Cuttin’ a Rug

  • Drama
  • By John Byrne
  • Directed by Caroline Paterson
  • Cast includes: Paul-James Corrigan, Ryan Fletcher, Louise McCarthy, Helen Mallon
  • Citizens Theatre, Glasgow
  • Until 4th March 2017
  • Review by Marine Furet
  • 13 February 2017
Cuttin' a Rug
3.0Reviewer's Rating

After bringing The Slab Boys back to the stage in 2015, the Citizens launches a new production of Cuttin’ a Rug, the middle part of John Byrne’s trilogy.

The scene is set in Paisley, in the 1950s. We follow the adventures of Phil (Ryan Fletcher) and Spanky (Paul-James Corrigan), two young men working as slab boys for a carpet factory. As Cuttin’ a Rug begins, a few hours after the end of the first play, Phil has just lost his job, and the protagonists are about to attend the staff party. Everything and everyone can be the butt of a joke to the duo, especially their colleagues, weak Hector (Scott Fletcher) and Alan (Shaun Miller), a boy from a wealthier background. Ryan Fletcher and Paul-James Corrigan excel in giving their characters an air of wry cruelty.

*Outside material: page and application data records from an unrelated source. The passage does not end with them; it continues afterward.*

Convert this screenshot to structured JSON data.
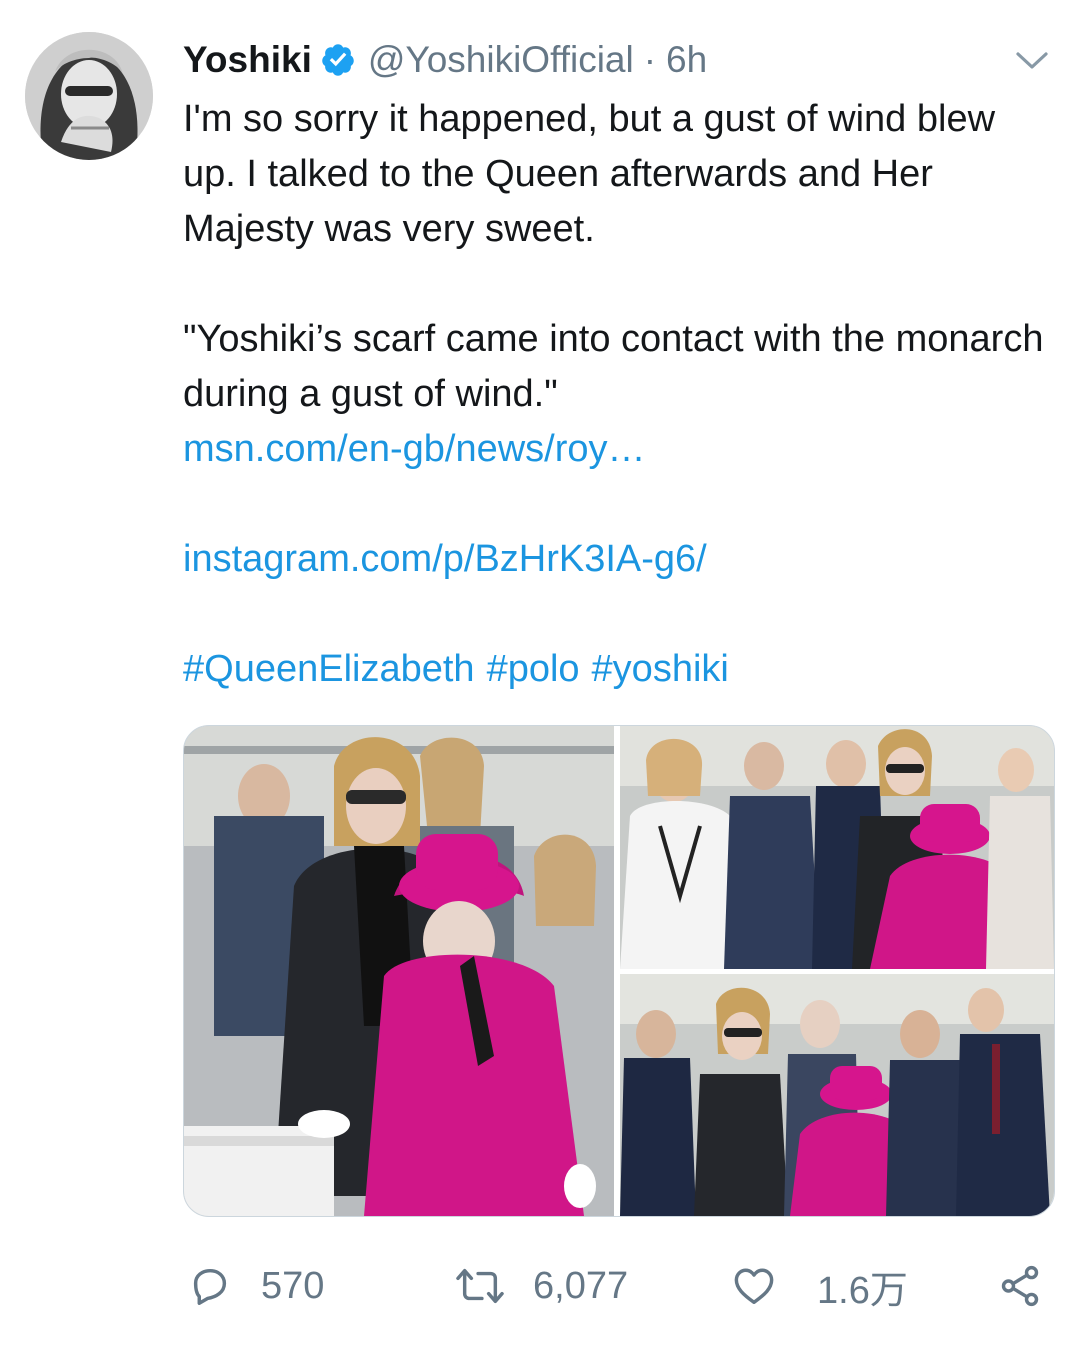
{
  "tweet": {
    "author": {
      "display_name": "Yoshiki",
      "handle": "@YoshikiOfficial",
      "verified": true,
      "avatar_icon": "user-avatar"
    },
    "separator": "·",
    "timestamp": "6h",
    "text_paragraph_1": "I'm so sorry it happened, but a gust of wind blew up. I talked to the Queen afterwards and Her Majesty was very sweet.",
    "text_paragraph_2": "\"Yoshiki’s scarf came into contact with the monarch during a gust of wind.\"",
    "link_1": "msn.com/en-gb/news/roy…",
    "link_2": "instagram.com/p/BzHrK3IA-g6/",
    "hashtags": [
      "#QueenElizabeth",
      "#polo",
      "#yoshiki"
    ],
    "media_count": 3
  },
  "actions": {
    "reply_count": "570",
    "retweet_count": "6,077",
    "like_count": "1.6万",
    "share_icon": "share-icon"
  },
  "colors": {
    "text": "#14171a",
    "secondary": "#657786",
    "link": "#1b95e0",
    "verified": "#1da1f2",
    "border": "#ccd6dd"
  }
}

Caroline Paterson’s production goes to great lengths to recreate the feverish atmosphere and exuberant mood that precede the staff party, throwing in musical interludes stylishly choreographed by EJ Boyle. Picture a noisy crowd of youngsters outshining Elvis Presley’s signature quiff and dance moves to the sound of rock and roll classics. Facing the audience, men and women pout, put on an extra touch of lipstick, compare outfits or tug on their tights, in a sequence of almost uninterrupted banter.

Friends and rivals Bernadette (Louise McCarthy) and Lucille (Helen Mallon) steal the scene from their male counterparts, exchanging backhanded compliments and biting remarks about their dresses or their respective suitors. Their fragmented conversations outline the protagonists’ secret ambitions and aborted dreams, all embodied by a flamboyant cast.

Comes the second half of the play, in which we hear the echoes of the on-going party, which, like any party worthy of the name, unfolds, with its succession of drama, heartbreaks, petty fighting and betrayals. Underpinning the jokes and bickering is an edge of bitterness and disillusionment, which the production captures successfully, but without ever quite preparing us for the event that concludes the evening. The mood of dark comedy that dominates the play leaves little time or space for sentimentality, and can also leave you quite cold as a result. But if you are looking for two hours of black humour, then this is certainly a party worth attending.

About The Author

Profile photo of Marine Furet

Marine Furet is a student of English literature at the University of Glasgow. She hails from France, but enjoys all things British from Shakespeare to Virginia Woolf. She loves going to shows of all sorts, ranging from classic plays to contemporary productions. She is also very interested in Spanish and Latin American literature, and occasionally teaches French.

Comment

Your email address will not be published.